    > more paper
    > more wooden blocks
    > more mud
    > more sticks
    > more sand
    > more things blowing up or falling down.

    And I guess it’s Pennsylvania, so more snow.

    Dad — that’d be your job to provide.

    BTW: for what its worth… he will be an engineer, a gardener, or a carpenter…

    What a fantastic age that is 🙂 The 3yo neice is EXACTLY the same, as is the 3yo boy just up the road. The destrucution is merely an invitation to create. Again. And Again. And, what a surprise, again.

    (and in passing — wasn’t this deemed the “Florence Syndrome” some 20 years ago? Can’t say I felt destructive… more like in absolute awe at the size and artistry of the statue. David looks rather weird in photos, but looking up at it as it was designed to be viewed — sublime.)
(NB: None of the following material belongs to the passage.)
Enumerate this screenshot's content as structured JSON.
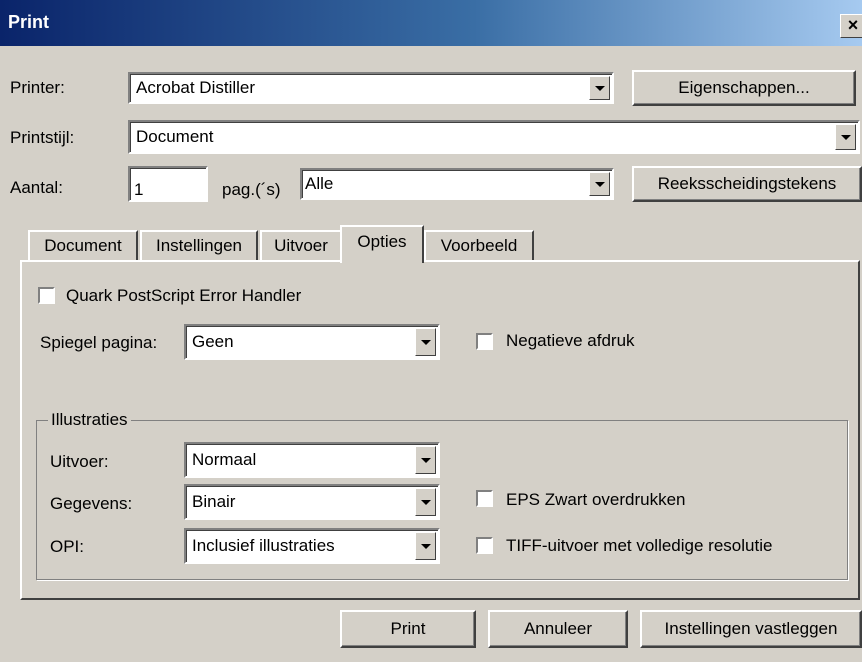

  3. I’ve been reading for a couple of months, but this is the first time I decided to respond. I figured I’d start on a less controversial subject.

    My alma mater has been going through major renovation ever since I started going there and has continued through the years since I graduated. With the regular, unimaginative fundraisers of buying bricks to either build or lay sidewalk, I thought that more of my peers would pay more money to take a sledgehammer to Spence Hall.

    Even after natural disasters like fires and volcano eruptions, it doesn’t take too long for the destruction to yeild new growth. I don’t know that I’d ever try to destroy something like the “David,” but my brother and I liked tearing up our lego houses to make room for new creations. I guess that’s my point–is destruction creative and purposeful or is it just destructive?

Comments are closed.